Then there’s Tesla’s Gigafactory. The giant Nevada plant will produce 35 gigawatt-hours’ worth of batteries a year, dwarfing any previous manufacturing ventures for lithium-ion batteries. Meanwhile, improvements in the manufacturing of conventional lithium-ion batteries are reducing the cost per kilowatt-hour of existing systems — even as research into next-generation chemistries, such as lithium-sulfur and lithium-air, continues at institutions around the world. In short, 24M is attempting to transform a worldwide manufacturing industry in which established players with deep pockets are investing hundreds of millions in the expansion of existing processes. That’s a tough road even for a startup with a novel and exciting technology.

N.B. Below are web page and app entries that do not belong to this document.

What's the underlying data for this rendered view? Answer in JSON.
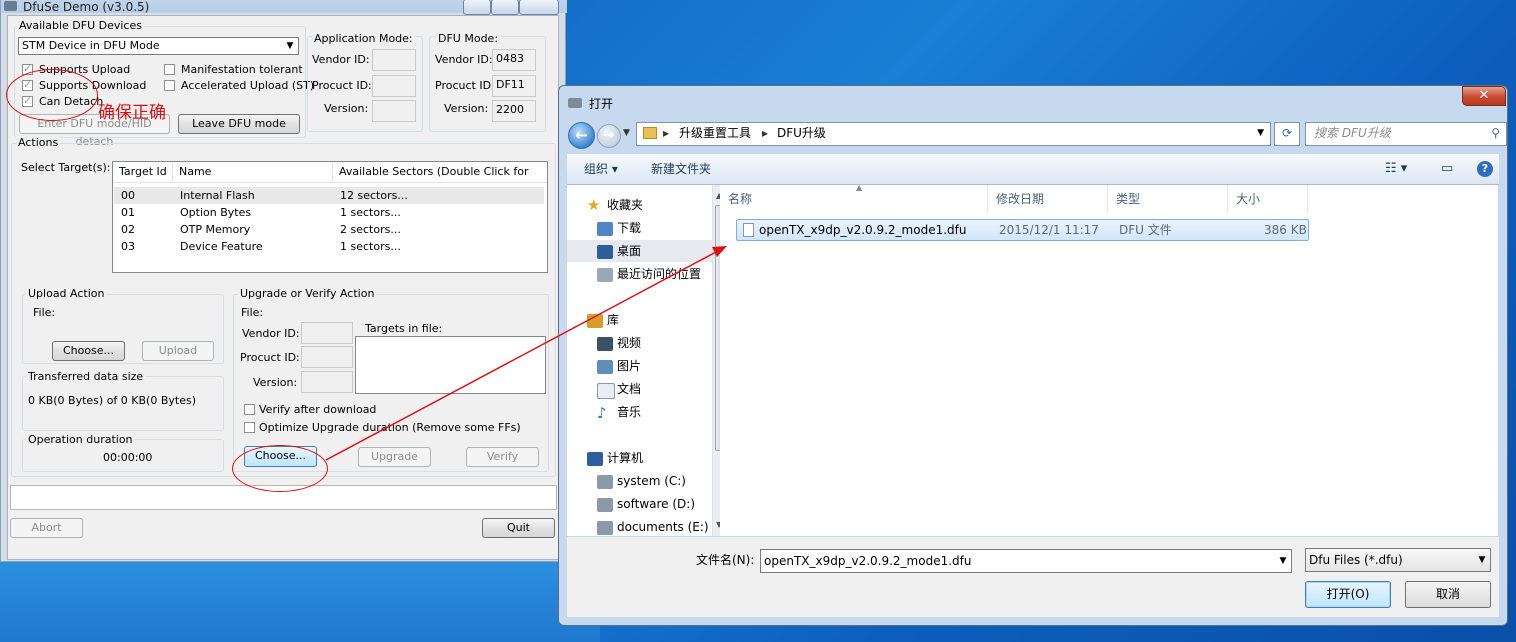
{
  "dfuse": {
    "title": "DfuSe Demo (v3.0.5)",
    "devices_group": "Available DFU Devices",
    "device_selected": "STM Device in DFU Mode",
    "cb_supports_upload": "Supports Upload",
    "cb_supports_download": "Supports Download",
    "cb_can_detach": "Can Detach",
    "cb_manifestation": "Manifestation tolerant",
    "cb_accelerated": "Accelerated Upload (ST)",
    "btn_enter_dfu": "Enter DFU mode/HID detach",
    "btn_leave_dfu": "Leave DFU mode",
    "app_mode": {
      "title": "Application Mode:",
      "vendor": "Vendor ID:",
      "product": "Procuct ID:",
      "version": "Version:"
    },
    "dfu_mode": {
      "title": "DFU Mode:",
      "vendor": "Vendor ID:",
      "vendor_val": "0483",
      "product": "Procuct ID:",
      "product_val": "DF11",
      "version": "Version:",
      "version_val": "2200"
    },
    "actions_title": "Actions",
    "select_targets": "Select Target(s):",
    "targets_headers": [
      "Target Id",
      "Name",
      "Available Sectors (Double Click for more)"
    ],
    "targets": [
      {
        "id": "00",
        "name": "Internal Flash",
        "sectors": "12 sectors..."
      },
      {
        "id": "01",
        "name": "Option Bytes",
        "sectors": "1 sectors..."
      },
      {
        "id": "02",
        "name": "OTP Memory",
        "sectors": "2 sectors..."
      },
      {
        "id": "03",
        "name": "Device Feature",
        "sectors": "1 sectors..."
      }
    ],
    "upload": {
      "title": "Upload Action",
      "file": "File:",
      "choose": "Choose...",
      "upload": "Upload"
    },
    "transferred": {
      "title": "Transferred data size",
      "value": "0 KB(0 Bytes) of 0 KB(0 Bytes)"
    },
    "duration": {
      "title": "Operation duration",
      "value": "00:00:00"
    },
    "upgrade": {
      "title": "Upgrade or Verify Action",
      "file": "File:",
      "vendor": "Vendor ID:",
      "product": "Procuct ID:",
      "version": "Version:",
      "targets_in_file": "Targets in file:",
      "verify_after": "Verify after download",
      "optimize": "Optimize Upgrade duration (Remove some FFs)",
      "choose": "Choose...",
      "upgrade": "Upgrade",
      "verify": "Verify"
    },
    "abort": "Abort",
    "quit": "Quit",
    "annotation": "确保正确"
  },
  "dialog": {
    "title": "打开",
    "close": "✕",
    "path": [
      "升级重置工具",
      "DFU升级"
    ],
    "search_placeholder": "搜索 DFU升级",
    "organize": "组织 ▾",
    "new_folder": "新建文件夹",
    "nav": {
      "favorites": "收藏夹",
      "downloads": "下载",
      "desktop": "桌面",
      "recent": "最近访问的位置",
      "libraries": "库",
      "videos": "视频",
      "pictures": "图片",
      "documents": "文档",
      "music": "音乐",
      "computer": "计算机",
      "drive_c": "system (C:)",
      "drive_d": "software (D:)",
      "drive_e": "documents (E:)"
    },
    "columns": [
      "名称",
      "修改日期",
      "类型",
      "大小"
    ],
    "files": [
      {
        "name": "openTX_x9dp_v2.0.9.2_mode1.dfu",
        "date": "2015/12/1 11:17",
        "type": "DFU 文件",
        "size": "386 KB"
      }
    ],
    "filename_label": "文件名(N):",
    "filename_value": "openTX_x9dp_v2.0.9.2_mode1.dfu",
    "filter": "Dfu Files (*.dfu)",
    "open": "打开(O)",
    "cancel": "取消"
  },
  "colors": {
    "annotation": "#e01010",
    "accent": "#3c7fb1"
  }
}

An earlier battery startup run by Chiang, A123 Systems, ran into similar problems once it got to the actual manufacturing stage. Wrote Yahoo Autos, back in 2012:
A123 was never able to turn the promise of its creation by MIT students and faculty into real-world products. It lost out on supplying batteries for the Chevrolet Volt to South Korea’s LG Chem, with General Motors executives at the time citing the more established firm as a safer bet. A123 did eventually win a GM contract for batteries in the upcoming Chevrolet Spark EV, but that wasn’t expected to be a high-volume model.
A123’s biggest bet lay with Fisker Automotive, and when the Fisker Karma suffered a series of launch delays and sales far below expectations, A123’s finances began to take a hit. The company also had to spend $66 million on a recall of its Karma battery packs in 2011 due to a charging defect. While it tried to find other uses for its batteries outside the auto industry, none came close to generating the kind of revenue a major automotive supply contract might.
In other words, building a better mousetrap may not be enough. You’ve also got to sell that mousetrap in a world that has already built a ton of mousetrap factories. Good news for mousetrap buyers; less so for manufacturers.
Last year, when another battery startup, EEStor, failed to get a reliable product to market after seven years of promises, Grist pointed out that many of the real advances in the cost of reliable renewable technology in the last few decades have come because of political, economic, and social changes, like streamlining regulations around solar installation, rather than because of major technological breakthroughs. 24M’s new battery-making machine could still prove revolutionary. But there’s more than one way to make a revolution.